| Task requirements |
The response should consist of the data reproduced word for word.

(Beginning of Material supplied)

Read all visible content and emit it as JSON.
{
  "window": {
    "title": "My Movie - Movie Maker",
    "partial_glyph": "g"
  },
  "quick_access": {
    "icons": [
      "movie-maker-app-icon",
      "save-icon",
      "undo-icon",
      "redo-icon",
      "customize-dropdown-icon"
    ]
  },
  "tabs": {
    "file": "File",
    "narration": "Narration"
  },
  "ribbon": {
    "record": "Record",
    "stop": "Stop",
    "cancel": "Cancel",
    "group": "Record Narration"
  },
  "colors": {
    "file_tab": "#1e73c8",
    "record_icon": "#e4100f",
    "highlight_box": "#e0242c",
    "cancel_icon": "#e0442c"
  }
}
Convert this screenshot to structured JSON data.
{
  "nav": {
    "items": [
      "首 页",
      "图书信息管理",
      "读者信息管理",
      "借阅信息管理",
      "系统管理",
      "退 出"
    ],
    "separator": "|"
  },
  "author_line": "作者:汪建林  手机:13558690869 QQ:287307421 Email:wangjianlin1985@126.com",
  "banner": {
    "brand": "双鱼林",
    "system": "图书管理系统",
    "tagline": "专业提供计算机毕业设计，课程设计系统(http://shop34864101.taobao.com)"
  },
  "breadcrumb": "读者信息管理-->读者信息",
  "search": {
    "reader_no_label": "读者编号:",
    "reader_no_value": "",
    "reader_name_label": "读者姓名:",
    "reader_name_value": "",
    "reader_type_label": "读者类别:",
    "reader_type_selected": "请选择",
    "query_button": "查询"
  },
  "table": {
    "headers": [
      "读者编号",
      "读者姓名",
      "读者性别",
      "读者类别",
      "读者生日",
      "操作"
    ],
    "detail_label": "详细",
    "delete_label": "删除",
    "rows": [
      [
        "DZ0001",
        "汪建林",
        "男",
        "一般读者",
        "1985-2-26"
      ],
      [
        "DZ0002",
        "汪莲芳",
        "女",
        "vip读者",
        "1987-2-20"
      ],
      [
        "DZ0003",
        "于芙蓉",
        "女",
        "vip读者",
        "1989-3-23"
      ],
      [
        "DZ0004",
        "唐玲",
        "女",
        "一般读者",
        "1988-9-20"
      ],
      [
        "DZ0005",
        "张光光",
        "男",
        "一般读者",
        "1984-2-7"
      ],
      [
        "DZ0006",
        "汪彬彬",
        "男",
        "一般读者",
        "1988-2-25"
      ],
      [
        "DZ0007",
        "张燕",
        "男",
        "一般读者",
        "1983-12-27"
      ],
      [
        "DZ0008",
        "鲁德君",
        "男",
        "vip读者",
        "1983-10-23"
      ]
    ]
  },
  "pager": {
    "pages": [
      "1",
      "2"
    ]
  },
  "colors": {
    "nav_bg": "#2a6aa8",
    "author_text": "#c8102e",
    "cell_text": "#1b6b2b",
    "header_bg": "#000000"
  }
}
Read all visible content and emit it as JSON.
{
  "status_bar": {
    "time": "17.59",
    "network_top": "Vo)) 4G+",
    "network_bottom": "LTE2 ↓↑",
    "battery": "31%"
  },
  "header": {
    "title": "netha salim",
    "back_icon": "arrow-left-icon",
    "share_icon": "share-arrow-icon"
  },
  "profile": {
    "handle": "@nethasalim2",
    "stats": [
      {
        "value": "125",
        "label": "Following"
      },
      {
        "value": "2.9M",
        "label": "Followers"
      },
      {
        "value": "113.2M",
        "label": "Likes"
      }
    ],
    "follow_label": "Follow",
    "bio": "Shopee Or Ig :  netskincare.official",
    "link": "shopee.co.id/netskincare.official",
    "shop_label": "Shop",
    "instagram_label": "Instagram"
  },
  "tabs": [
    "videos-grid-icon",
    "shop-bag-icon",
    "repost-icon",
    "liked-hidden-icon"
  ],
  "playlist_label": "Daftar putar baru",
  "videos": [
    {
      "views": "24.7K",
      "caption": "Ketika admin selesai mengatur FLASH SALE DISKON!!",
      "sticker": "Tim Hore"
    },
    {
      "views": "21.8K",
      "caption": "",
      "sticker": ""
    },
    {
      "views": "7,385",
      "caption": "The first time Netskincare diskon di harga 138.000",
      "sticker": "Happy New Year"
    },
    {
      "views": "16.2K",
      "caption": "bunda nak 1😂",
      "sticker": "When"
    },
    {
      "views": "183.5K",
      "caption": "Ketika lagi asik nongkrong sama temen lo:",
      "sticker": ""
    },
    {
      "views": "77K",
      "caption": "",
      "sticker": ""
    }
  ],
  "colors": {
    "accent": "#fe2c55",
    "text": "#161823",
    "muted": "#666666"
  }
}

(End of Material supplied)

| Solution |
Read all visible content and emit it as JSON.
{
  "window": {
    "title": "My Movie - Movie Maker",
    "partial_glyph": "g"
  },
  "quick_access": {
    "icons": [
      "movie-maker-app-icon",
      "save-icon",
      "undo-icon",
      "redo-icon",
      "customize-dropdown-icon"
    ]
  },
  "tabs": {
    "file": "File",
    "narration": "Narration"
  },
  "ribbon": {
    "record": "Record",
    "stop": "Stop",
    "cancel": "Cancel",
    "group": "Record Narration"
  },
  "colors": {
    "file_tab": "#1e73c8",
    "record_icon": "#e4100f",
    "highlight_box": "#e0242c",
    "cancel_icon": "#e0442c"
  }
}
Convert this screenshot to structured JSON data.
{
  "nav": {
    "items": [
      "首 页",
      "图书信息管理",
      "读者信息管理",
      "借阅信息管理",
      "系统管理",
      "退 出"
    ],
    "separator": "|"
  },
  "author_line": "作者:汪建林  手机:13558690869 QQ:287307421 Email:wangjianlin1985@126.com",
  "banner": {
    "brand": "双鱼林",
    "system": "图书管理系统",
    "tagline": "专业提供计算机毕业设计，课程设计系统(http://shop34864101.taobao.com)"
  },
  "breadcrumb": "读者信息管理-->读者信息",
  "search": {
    "reader_no_label": "读者编号:",
    "reader_no_value": "",
    "reader_name_label": "读者姓名:",
    "reader_name_value": "",
    "reader_type_label": "读者类别:",
    "reader_type_selected": "请选择",
    "query_button": "查询"
  },
  "table": {
    "headers": [
      "读者编号",
      "读者姓名",
      "读者性别",
      "读者类别",
      "读者生日",
      "操作"
    ],
    "detail_label": "详细",
    "delete_label": "删除",
    "rows": [
      [
        "DZ0001",
        "汪建林",
        "男",
        "一般读者",
        "1985-2-26"
      ],
      [
        "DZ0002",
        "汪莲芳",
        "女",
        "vip读者",
        "1987-2-20"
      ],
      [
        "DZ0003",
        "于芙蓉",
        "女",
        "vip读者",
        "1989-3-23"
      ],
      [
        "DZ0004",
        "唐玲",
        "女",
        "一般读者",
        "1988-9-20"
      ],
      [
        "DZ0005",
        "张光光",
        "男",
        "一般读者",
        "1984-2-7"
      ],
      [
        "DZ0006",
        "汪彬彬",
        "男",
        "一般读者",
        "1988-2-25"
      ],
      [
        "DZ0007",
        "张燕",
        "男",
        "一般读者",
        "1983-12-27"
      ],
      [
        "DZ0008",
        "鲁德君",
        "男",
        "vip读者",
        "1983-10-23"
      ]
    ]
  },
  "pager": {
    "pages": [
      "1",
      "2"
    ]
  },
  "colors": {
    "nav_bg": "#2a6aa8",
    "author_text": "#c8102e",
    "cell_text": "#1b6b2b",
    "header_bg": "#000000"
  }
}
Read all visible content and emit it as JSON.
{
  "status_bar": {
    "time": "17.59",
    "network_top": "Vo)) 4G+",
    "network_bottom": "LTE2 ↓↑",
    "battery": "31%"
  },
  "header": {
    "title": "netha salim",
    "back_icon": "arrow-left-icon",
    "share_icon": "share-arrow-icon"
  },
  "profile": {
    "handle": "@nethasalim2",
    "stats": [
      {
        "value": "125",
        "label": "Following"
      },
      {
        "value": "2.9M",
        "label": "Followers"
      },
      {
        "value": "113.2M",
        "label": "Likes"
      }
    ],
    "follow_label": "Follow",
    "bio": "Shopee Or Ig :  netskincare.official",
    "link": "shopee.co.id/netskincare.official",
    "shop_label": "Shop",
    "instagram_label": "Instagram"
  },
  "tabs": [
    "videos-grid-icon",
    "shop-bag-icon",
    "repost-icon",
    "liked-hidden-icon"
  ],
  "playlist_label": "Daftar putar baru",
  "videos": [
    {
      "views": "24.7K",
      "caption": "Ketika admin selesai mengatur FLASH SALE DISKON!!",
      "sticker": "Tim Hore"
    },
    {
      "views": "21.8K",
      "caption": "",
      "sticker": ""
    },
    {
      "views": "7,385",
      "caption": "The first time Netskincare diskon di harga 138.000",
      "sticker": "Happy New Year"
    },
    {
      "views": "16.2K",
      "caption": "bunda nak 1😂",
      "sticker": "When"
    },
    {
      "views": "183.5K",
      "caption": "Ketika lagi asik nongkrong sama temen lo:",
      "sticker": ""
    },
    {
      "views": "77K",
      "caption": "",
      "sticker": ""
    }
  ],
  "colors": {
    "accent": "#fe2c55",
    "text": "#161823",
    "muted": "#666666"
  }
}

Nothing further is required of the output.